▶ _What this task involves_: Would you reproduce every record exactly, leaving out the pictures?

[Opening Supplied entries section]

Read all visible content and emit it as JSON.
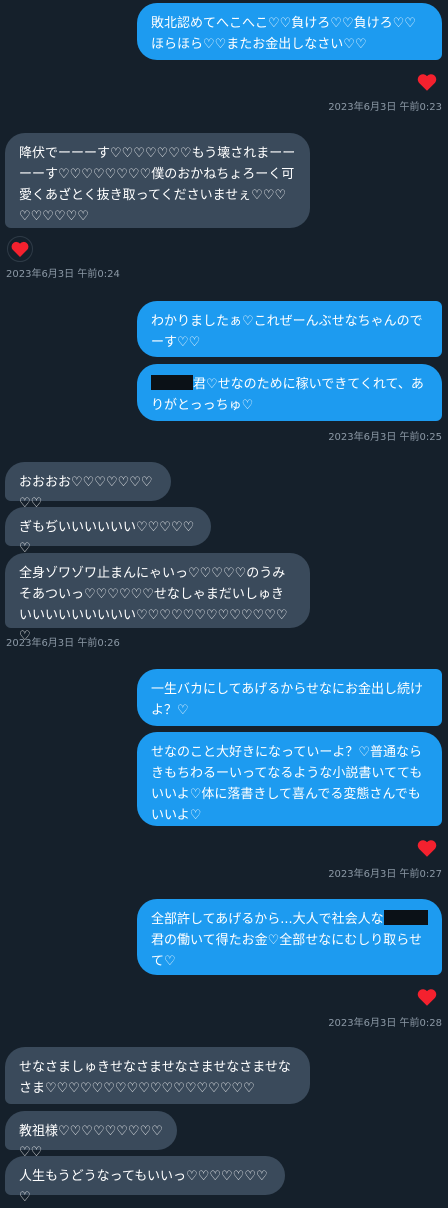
{
  "messages": [
    {
      "text": "敗北認めてへこへこ♡♡負けろ♡♡負けろ♡♡ほらほら♡♡またお金出しなさい♡♡"
    },
    {
      "text": "降伏でーーーす♡♡♡♡♡♡♡もう壊されまーーーーす♡♡♡♡♡♡♡♡僕のおかねちょろーく可愛くあざとく抜き取ってくださいませぇ♡♡♡♡♡♡♡♡♡"
    },
    {
      "text": "わかりましたぁ♡これぜーんぶせなちゃんのでーす♡♡"
    },
    {
      "text_after": "君♡せなのために稼いできてくれて、ありがとっっちゅ♡"
    },
    {
      "text": "おおおお♡♡♡♡♡♡♡♡♡"
    },
    {
      "text": "ぎもぢいいいいいい♡♡♡♡♡♡"
    },
    {
      "text": "全身ゾワゾワ止まんにゃいっ♡♡♡♡♡のうみそあついっ♡♡♡♡♡♡せなしゃまだいしゅきいいいいいいいいい♡♡♡♡♡♡♡♡♡♡♡♡♡♡"
    },
    {
      "text": "一生バカにしてあげるからせなにお金出し続けよ？♡"
    },
    {
      "text": "せなのこと大好きになっていーよ？♡普通ならきもちわるーいってなるような小説書いててもいいよ♡体に落書きして喜んでる変態さんでもいいよ♡"
    },
    {
      "text_before": "全部許してあげるから...大人で社会人な",
      "text_after": "君の働いて得たお金♡全部せなにむしり取らせて♡"
    },
    {
      "text": "せなさましゅきせなさませなさませなさませなさま♡♡♡♡♡♡♡♡♡♡♡♡♡♡♡♡♡♡"
    },
    {
      "text": "教祖様♡♡♡♡♡♡♡♡♡♡♡"
    },
    {
      "text": "人生もうどうなってもいいっ♡♡♡♡♡♡♡♡"
    }
  ],
  "timestamps": {
    "t1": "2023年6月3日 午前0:23",
    "t2": "2023年6月3日 午前0:24",
    "t3": "2023年6月3日 午前0:25",
    "t4": "2023年6月3日 午前0:26",
    "t5": "2023年6月3日 午前0:27",
    "t6": "2023年6月3日 午前0:28"
  },
  "colors": {
    "background": "#15202b",
    "outgoing": "#1d9bf0",
    "incoming": "#3a4a5b",
    "heart": "#f91880",
    "timestamp": "#8b98a5"
  },
  "icons": [
    "heart-icon"
  ]
}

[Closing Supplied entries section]

▶ _Expected answer_:
Read all visible content and emit it as JSON.
{
  "messages": [
    {
      "text": "敗北認めてへこへこ♡♡負けろ♡♡負けろ♡♡ほらほら♡♡またお金出しなさい♡♡"
    },
    {
      "text": "降伏でーーーす♡♡♡♡♡♡♡もう壊されまーーーーす♡♡♡♡♡♡♡♡僕のおかねちょろーく可愛くあざとく抜き取ってくださいませぇ♡♡♡♡♡♡♡♡♡"
    },
    {
      "text": "わかりましたぁ♡これぜーんぶせなちゃんのでーす♡♡"
    },
    {
      "text_after": "君♡せなのために稼いできてくれて、ありがとっっちゅ♡"
    },
    {
      "text": "おおおお♡♡♡♡♡♡♡♡♡"
    },
    {
      "text": "ぎもぢいいいいいい♡♡♡♡♡♡"
    },
    {
      "text": "全身ゾワゾワ止まんにゃいっ♡♡♡♡♡のうみそあついっ♡♡♡♡♡♡せなしゃまだいしゅきいいいいいいいいい♡♡♡♡♡♡♡♡♡♡♡♡♡♡"
    },
    {
      "text": "一生バカにしてあげるからせなにお金出し続けよ？♡"
    },
    {
      "text": "せなのこと大好きになっていーよ？♡普通ならきもちわるーいってなるような小説書いててもいいよ♡体に落書きして喜んでる変態さんでもいいよ♡"
    },
    {
      "text_before": "全部許してあげるから...大人で社会人な",
      "text_after": "君の働いて得たお金♡全部せなにむしり取らせて♡"
    },
    {
      "text": "せなさましゅきせなさませなさませなさませなさま♡♡♡♡♡♡♡♡♡♡♡♡♡♡♡♡♡♡"
    },
    {
      "text": "教祖様♡♡♡♡♡♡♡♡♡♡♡"
    },
    {
      "text": "人生もうどうなってもいいっ♡♡♡♡♡♡♡♡"
    }
  ],
  "timestamps": {
    "t1": "2023年6月3日 午前0:23",
    "t2": "2023年6月3日 午前0:24",
    "t3": "2023年6月3日 午前0:25",
    "t4": "2023年6月3日 午前0:26",
    "t5": "2023年6月3日 午前0:27",
    "t6": "2023年6月3日 午前0:28"
  },
  "colors": {
    "background": "#15202b",
    "outgoing": "#1d9bf0",
    "incoming": "#3a4a5b",
    "heart": "#f91880",
    "timestamp": "#8b98a5"
  },
  "icons": [
    "heart-icon"
  ]
}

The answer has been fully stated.